How The Creator Of Wonder Woman Also Invented The Lie Detector

How The Creator Of Wonder Woman Also Invented The Lie Detector

We learn to lie around the age of two or three. By the time we’re adults, we do it a lot — at least once a day, and perhaps more like 2.92 lies in 10 minutes, according to a recent study published in the Journal of Basic and Applied Psychology. It’s no wonder we’ve been chasing after an accurate lie detector for so long.

In fact, we’ve been aiming at ways to expose the lies and the liars who tell them for a long time, and it’s never been easy.

Two thousand years ago in India, someone suspected of lying was asked to chew a grain of rice. If, after some directed mastication, the subject could spit the rice back out, the truth teller was in the clear. If they couldn’t reproduce the grain, it was assumed that the accused’s mouth went dry from fear of being found out and he chomped the rice to dust.
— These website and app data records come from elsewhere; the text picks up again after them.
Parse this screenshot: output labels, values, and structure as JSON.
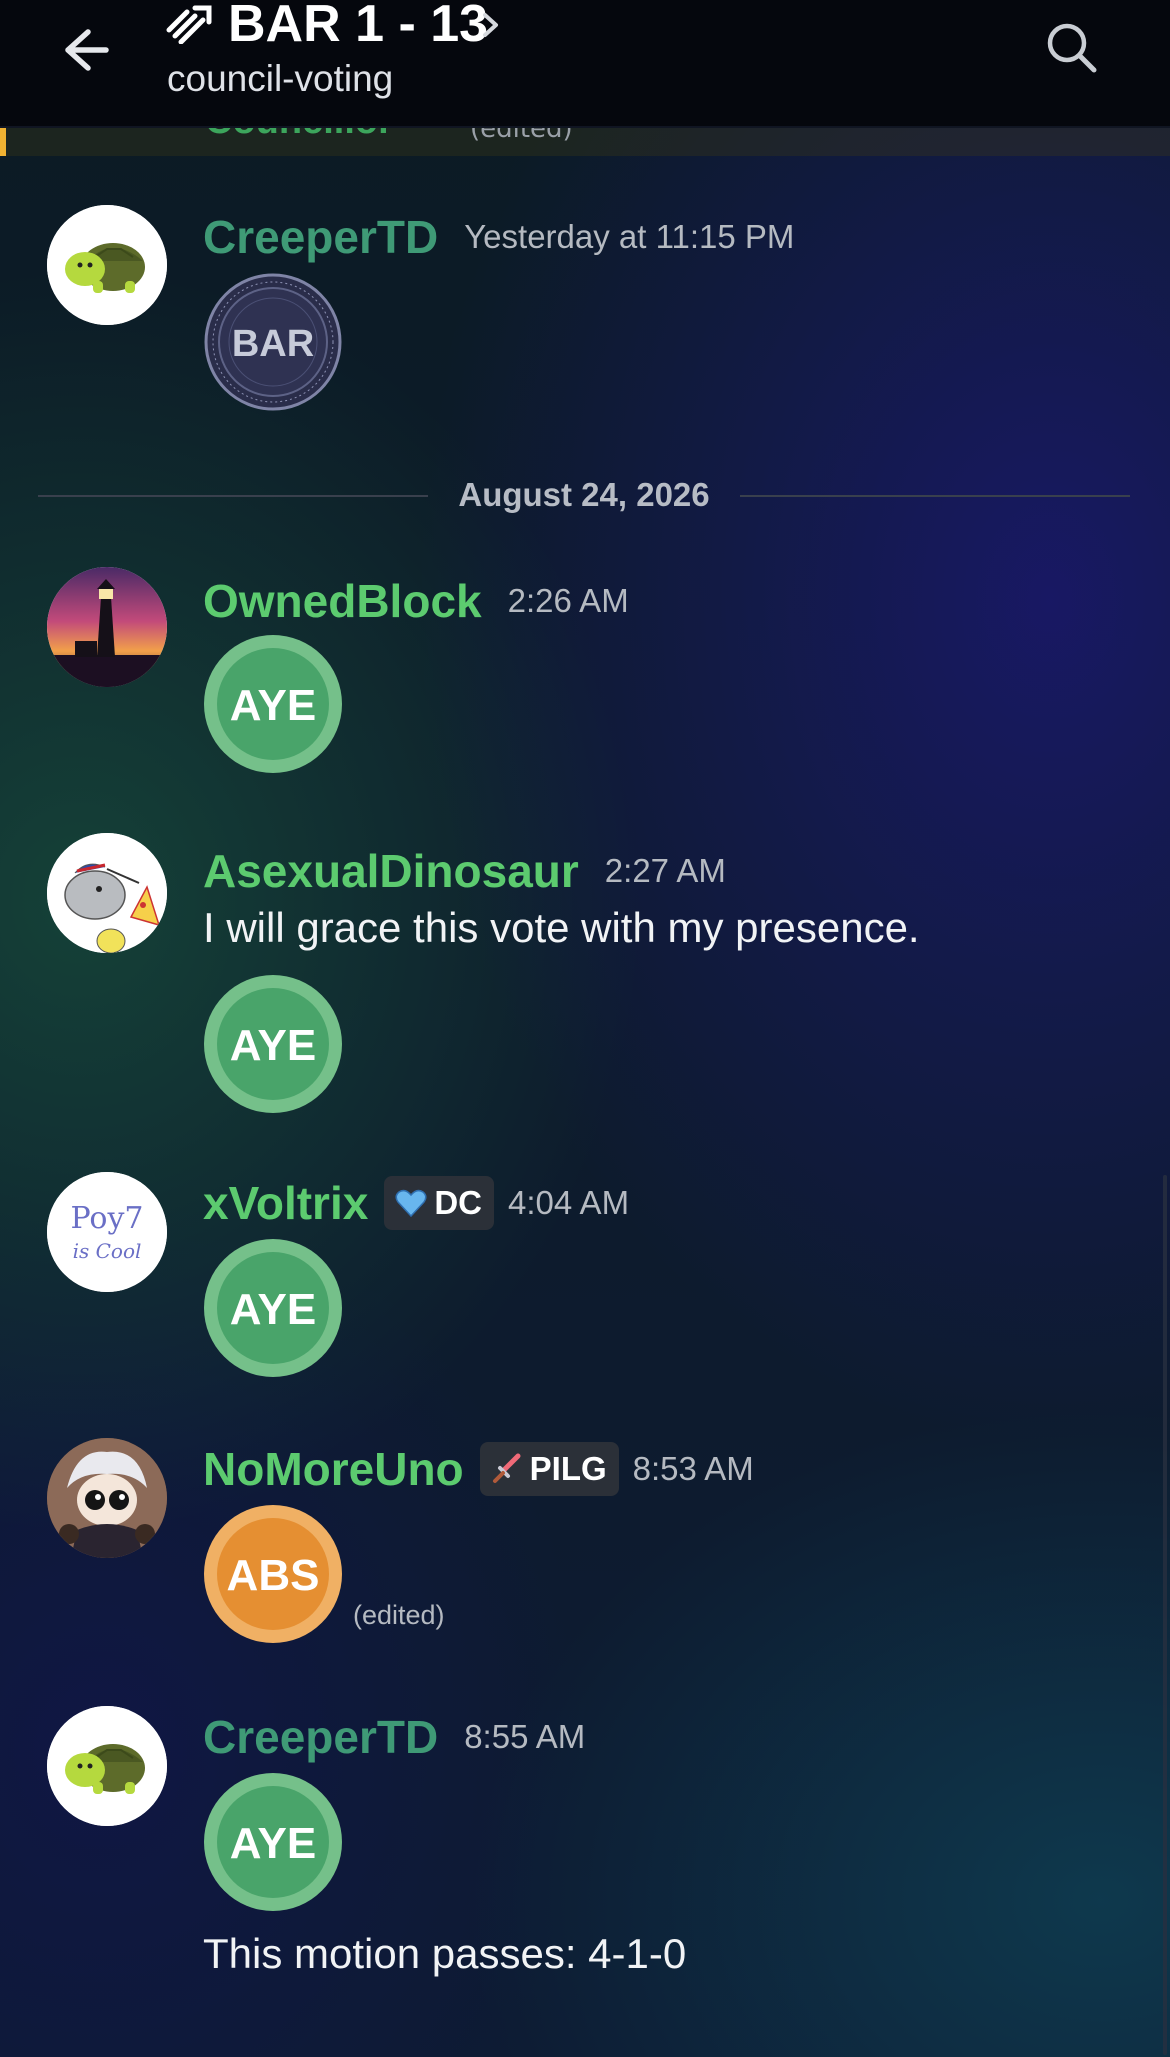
{
  "header": {
    "title": "BAR 1 - 13",
    "channel": "council-voting",
    "icons": [
      "back-arrow-icon",
      "server-icon",
      "chevron-right-icon",
      "search-icon"
    ]
  },
  "previous_message": {
    "author_fragment": "Councillor",
    "edited_label": "(edited)",
    "accent_color": "#f0b232"
  },
  "seal": {
    "text": "BAR",
    "ring_text": "SEAL of the BAR ASSOCIATION of REDMONT",
    "bottom_text": "COMMONWEALTH OF REDMONT"
  },
  "date_divider": "August 24, 2026",
  "messages": [
    {
      "author": "CreeperTD",
      "time": "Yesterday at 11:15 PM",
      "content": "",
      "attachment": "bar-seal-emoji",
      "avatar": "turtle-avatar"
    },
    {
      "author": "OwnedBlock",
      "time": "2:26 AM",
      "content": "",
      "vote": "AYE",
      "avatar": "lighthouse-avatar"
    },
    {
      "author": "AsexualDinosaur",
      "time": "2:27 AM",
      "content": "I will grace this vote with my presence.",
      "vote": "AYE",
      "avatar": "drawn-dinosaur-avatar"
    },
    {
      "author": "xVoltrix",
      "tag": "DC",
      "tag_icon": "blue-heart-icon",
      "time": "4:04 AM",
      "content": "",
      "vote": "AYE",
      "avatar": "poyt-is-cool-avatar",
      "avatar_text": [
        "Poy7",
        "is Cool"
      ]
    },
    {
      "author": "NoMoreUno",
      "tag": "PILG",
      "tag_icon": "sword-icon",
      "time": "8:53 AM",
      "content": "",
      "vote": "ABS",
      "edited": "(edited)",
      "avatar": "anime-character-avatar"
    },
    {
      "author": "CreeperTD",
      "time": "8:55 AM",
      "content": "This motion passes: 4-1-0",
      "vote": "AYE",
      "avatar": "turtle-avatar"
    }
  ],
  "colors": {
    "username_green": "#5ccb6f",
    "username_teal": "#3f9a76",
    "aye_green": "#4aa86a",
    "abs_orange": "#e6953a",
    "header_bg": "#05070d"
  }
}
As far as fib-finding devices go, we’ve come a long way. The first machine-powered lie detector was the “systolic blood pressure test” created by Harvard psychologist William Mouton Marston in 1913. If that name sounds familiar, it’s because Marston’s best-known creation is actually Wonder Woman. But Marston’s real-life lie-detector was not just a lasso that made you tell the truth. It worked like this: while asking a series of questions — What is your favourite colour? What did you eat this morning? Did you murder your coworker? — Marston would take a subject’s blood pressure. An elevated reading associated with an answer pointed to the subject’s guilt. With just a rubber tube and that cuff a doctor inflates around your arm, Marston claimed to be able to tell the truth-tellers nearly 100 per cent of the time. Riiiight. And you have an invisible plane too…

By 1921, PhD forensic scientist and police officer John Larson found a way to take the question and blood pressure recording system up a notch by making the process continuous. Instead of measuring blood pressure piecemeal as subjects answered yes or no, a reading could be taken the entire time, which is more like what we think of when we think of polygraphs today: little seismic readings dictated by our own guilt and deception.
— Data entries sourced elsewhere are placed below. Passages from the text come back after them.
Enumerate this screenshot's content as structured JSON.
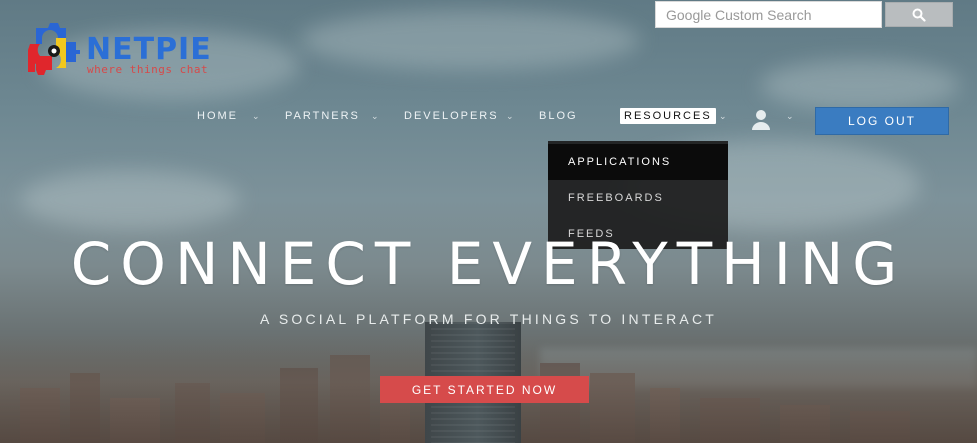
{
  "search": {
    "placeholder": "Google Custom Search",
    "button_icon": "search-icon"
  },
  "logo": {
    "name": "NETPIE",
    "tagline": "where things chat",
    "colors": {
      "text": "#2b6fd6",
      "tagline": "#d64a4a",
      "gear_red": "#e0262c",
      "gear_blue": "#2a66d4",
      "gear_yellow": "#f2c81e"
    }
  },
  "nav": {
    "items": [
      {
        "label": "HOME",
        "has_caret": true
      },
      {
        "label": "PARTNERS",
        "has_caret": true
      },
      {
        "label": "DEVELOPERS",
        "has_caret": true
      },
      {
        "label": "BLOG",
        "has_caret": false
      },
      {
        "label": "RESOURCES",
        "has_caret": true,
        "active": true
      }
    ],
    "user_icon": "user-icon",
    "logout_label": "LOG OUT"
  },
  "dropdown": {
    "items": [
      {
        "label": "APPLICATIONS",
        "selected": true
      },
      {
        "label": "FREEBOARDS",
        "selected": false
      },
      {
        "label": "FEEDS",
        "selected": false
      }
    ]
  },
  "hero": {
    "headline": "CONNECT EVERYTHING",
    "subhead": "A SOCIAL PLATFORM FOR THINGS TO INTERACT",
    "cta_label": "GET STARTED NOW"
  },
  "colors": {
    "accent_blue": "#3a7cc1",
    "cta_red": "#d64b4b"
  }
}
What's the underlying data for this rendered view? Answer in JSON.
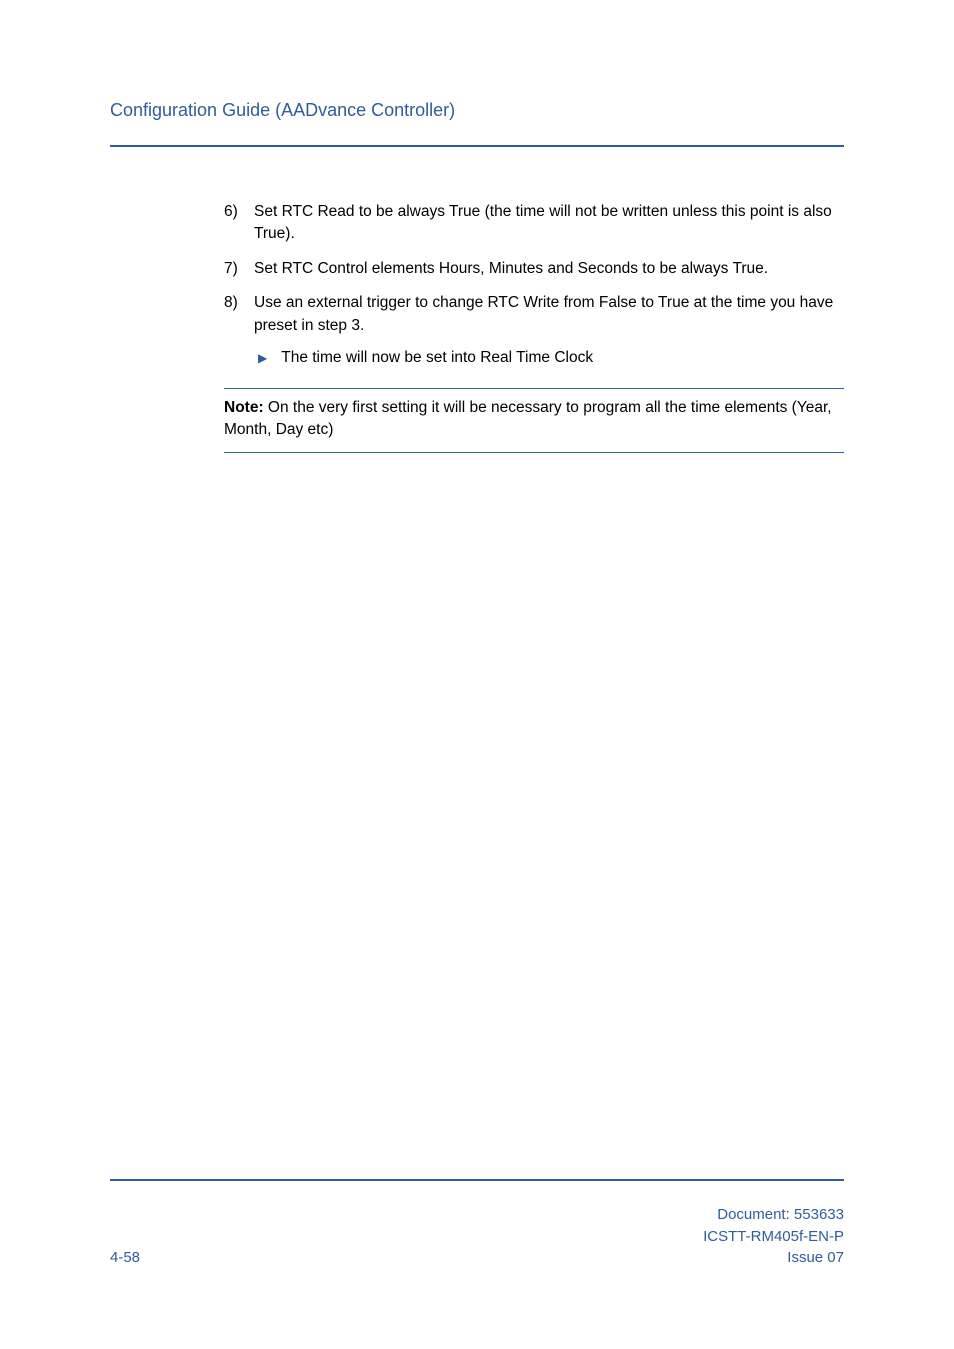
{
  "header": {
    "title": "Configuration Guide (AADvance Controller)"
  },
  "steps": [
    {
      "num": "6)",
      "text": "Set RTC Read to be always True (the time will not be written unless this point is also True)."
    },
    {
      "num": "7)",
      "text": "Set RTC Control elements Hours, Minutes and Seconds to be always True."
    },
    {
      "num": "8)",
      "text": "Use an external trigger to change RTC Write from False to True at the time you have preset in step 3.",
      "sub": "The time will now be set into Real Time Clock"
    }
  ],
  "note": {
    "label": "Note:",
    "text": " On the very first setting it will be necessary to program all the time elements (Year, Month, Day etc)"
  },
  "footer": {
    "page": "4-58",
    "doc_line1": "Document: 553633",
    "doc_line2": "ICSTT-RM405f-EN-P",
    "doc_line3": "Issue 07"
  }
}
The press jumped all over it. In fact, it was the newspapers that coined the machines “lie detectors”, which gave the pedestrian medical devices some fancy name recognition.

Despite the publicity, the inventors were still were looking for some legal legitimacy. After testing an updated version of his device on suspected World War I spies, in 1923 Marston attempted to carve out a place for his lie detector in the courts. But the court’s decision (Frye v United States) came down against him. Although he was confident in his machines, the court decided there was just too much opportunity for error. In fact, the Supreme Court agreed with its initial decision even 75 years later, claiming, “To this day, the scientific community remains extremely polarised about the reliability of polygraph techniques.” They’re inadmissible to this day.

So the court didn’t approve them. So what? The people still wanted a lie detector. Even though they weren’t good for a conviction, the machines started popping up in banks, factories and departments of government. Today they are good enough to get you booted from the police force interview process — but not good enough to land you in prison.

The lie detectors have gotten significantly better though. Today, a polygraph includes sensors that monitor breathing, pulse and perspiration, along with the standard blood pressure. In fact, to be called a proper polygraph today, the setup has to monitor at least three different systems in the body. (Polygraph, get it?)

Unfortunately, liars are crafty, and they’ve gotten better at gaming these systems. Some carefully applied deodorant on the palms or a sedative to keep your physiological response down, for instance, can trick the machine into thinking a crook is a stand-up citizen. And then there’s the opposite situation: when the subject is doing everything right, but the machine isn’t. It happens.

Most polygraph agencies put their lie detectors in the 86 per cent accurate or above range. Dive deeper into the body though, and you get better results. Since the 1960s we’ve known that human brains light up with activity 300 milliseconds after we spot an image that means something to us. So during a series of slides –coffee table, rose, chair, the green leopard print belt used to strangle a subject — the brain will do a little dance upon spotting the last image if it’s familiar. Basically, scientists have developed a way to out you without you having to say a word at all. The problem: it’s not really a lie detector. All it tracks is recognition. And for the process to be valuable, each police case needs to have a highly unique item connected to the crime to flash across the screen.

So the quest continues. Better brain scans and more accurate ways of peeking inside our body’s processes will bring us a better lie detector yet. Until then, the only lie detector that is truly 100 per cent accurate is Pinocchio’s.

Rachel Swaby is a freelance writer living in San Francisco.